A new film by OMA / Reinier de Graaf titled “The Hospital of the Future” has been released as a part of the exhibition, Twelve Cautionary Urban Tales at Matadero Madrid Centre for Contemporary Creation. Dubbed a “visual manifesto”, the 12-minute short film questions the long-standing conventions in the field of healthcare architecture in terms of the methodology behind how hospitals are built and also why they are built in certain ways. Through an exploration of the role that disease has played in shaping cities, the film offers a lens into the future of what we might expect for healthcare design, especially as we emerge from the COVID-19 pandemic.
The idea explores the belief that the hospital of the future could fluctuate to adapt to a variety of future needs while also becoming a self-sufficient typology. It could be omnipresent and high tech, operate like a fulfillment center, rebuild itself from its own waste, grow its own medications, and become completely automatic.
The film is the culmination of a research project led by OMA Partner Reinier de Graaf together with Hans Larsson and Alex Retegan that began in 2019. “It is necessary to provide the hospital with a new definition,” said de Graaf.
“Our knowledge about the institution is becoming ever more developed, yet we seem further away than ever from imagining the right type of building for it. In exploring and visualizing a number of speculative futures, this short film hopes to offer a small contribution.”
Curator of the exhibition, Ethel Baraona Pohl, added, “The Hospital of the Future is a precious addition to the Twelve Cautionary Urban Tales exhibition. Instead of trying to give answers, it poses vital questions about the future of the city in terms of health, economy, space, and automation.”

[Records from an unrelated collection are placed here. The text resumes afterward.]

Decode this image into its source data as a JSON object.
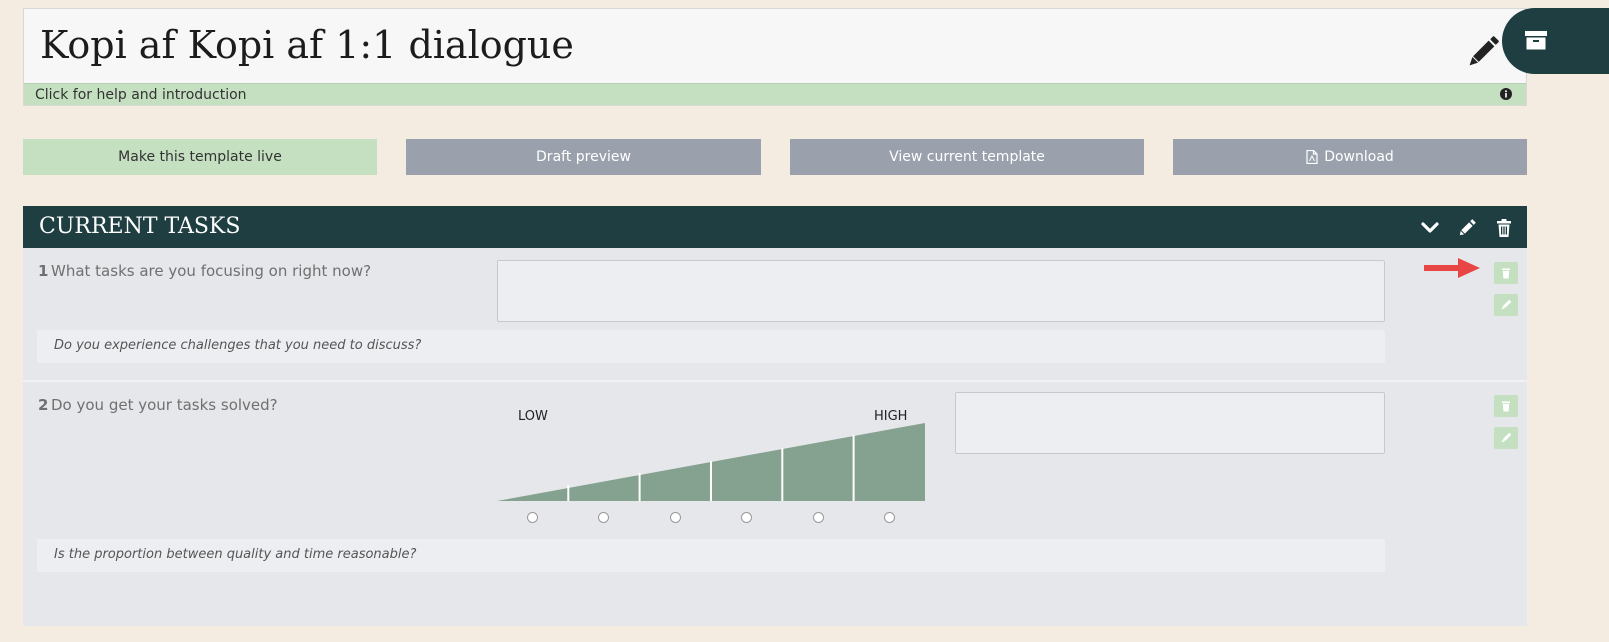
{
  "header": {
    "title": "Kopi af Kopi af 1:1 dialogue",
    "help_text": "Click for help and introduction"
  },
  "actions": {
    "make_live": "Make this template live",
    "draft_preview": "Draft preview",
    "view_current": "View current template",
    "download": "Download"
  },
  "section": {
    "title": "CURRENT TASKS",
    "questions": [
      {
        "number": "1",
        "text": "What tasks are you focusing on right now?",
        "hint": "Do you experience challenges that you need to discuss?"
      },
      {
        "number": "2",
        "text": "Do you get your tasks solved?",
        "hint": "Is the proportion between quality and time reasonable?",
        "scale_low": "LOW",
        "scale_high": "HIGH",
        "scale_steps": 6
      }
    ]
  },
  "colors": {
    "accent_dark": "#1e3e42",
    "accent_green": "#c4e0c0",
    "button_grey": "#9aa1ac",
    "scale_fill": "#84a28f",
    "annotation_arrow": "#e84545"
  },
  "icons": [
    "pencil-icon",
    "info-icon",
    "archive-icon",
    "pdf-icon",
    "chevron-down-icon",
    "trash-icon",
    "arrow-icon"
  ]
}
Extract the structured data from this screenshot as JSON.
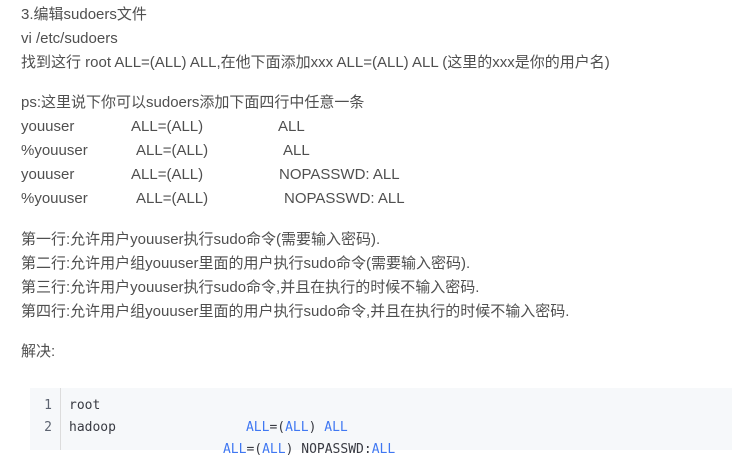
{
  "intro": {
    "heading": "3.编辑sudoers文件",
    "command": "vi /etc/sudoers",
    "instruction": "找到这行 root ALL=(ALL) ALL,在他下面添加xxx ALL=(ALL) ALL (这里的xxx是你的用户名)"
  },
  "ps_note": "ps:这里说下你可以sudoers添加下面四行中任意一条",
  "sudo_rules": [
    {
      "user": "youuser",
      "hosts": "ALL=(ALL)",
      "command": "ALL"
    },
    {
      "user": "%youuser",
      "hosts": "ALL=(ALL)",
      "command": "ALL"
    },
    {
      "user": "youuser",
      "hosts": "ALL=(ALL)",
      "command": "NOPASSWD: ALL"
    },
    {
      "user": "%youuser",
      "hosts": "ALL=(ALL)",
      "command": "NOPASSWD: ALL"
    }
  ],
  "explanations": [
    "第一行:允许用户youuser执行sudo命令(需要输入密码).",
    "第二行:允许用户组youuser里面的用户执行sudo命令(需要输入密码).",
    "第三行:允许用户youuser执行sudo命令,并且在执行的时候不输入密码.",
    "第四行:允许用户组youuser里面的用户执行sudo命令,并且在执行的时候不输入密码."
  ],
  "solution_label": "解决:",
  "code": {
    "lines": [
      {
        "number": "1",
        "user": "root",
        "spec": "ALL",
        "eq": "=(",
        "runas": "ALL",
        "close": ") ",
        "cmd": "ALL",
        "tail": ""
      },
      {
        "number": "2",
        "user": "hadoop",
        "spec": "ALL",
        "eq": "=(",
        "runas": "ALL",
        "close": ") NOPASSWD:",
        "cmd": "ALL",
        "tail": ""
      }
    ],
    "colors": {
      "keyword": "#4078f2",
      "text": "#383a42",
      "background": "#f6f8fa"
    }
  }
}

We invite you to check out ArchDaily's coverage related to COVID-19, read our tips and articles on Productivity When Working from Home and learn about technical recommendations for Healthy Design in your future projects. Also, remember to review the latest advice and information on COVID-19 from the World Health Organization (WHO) website.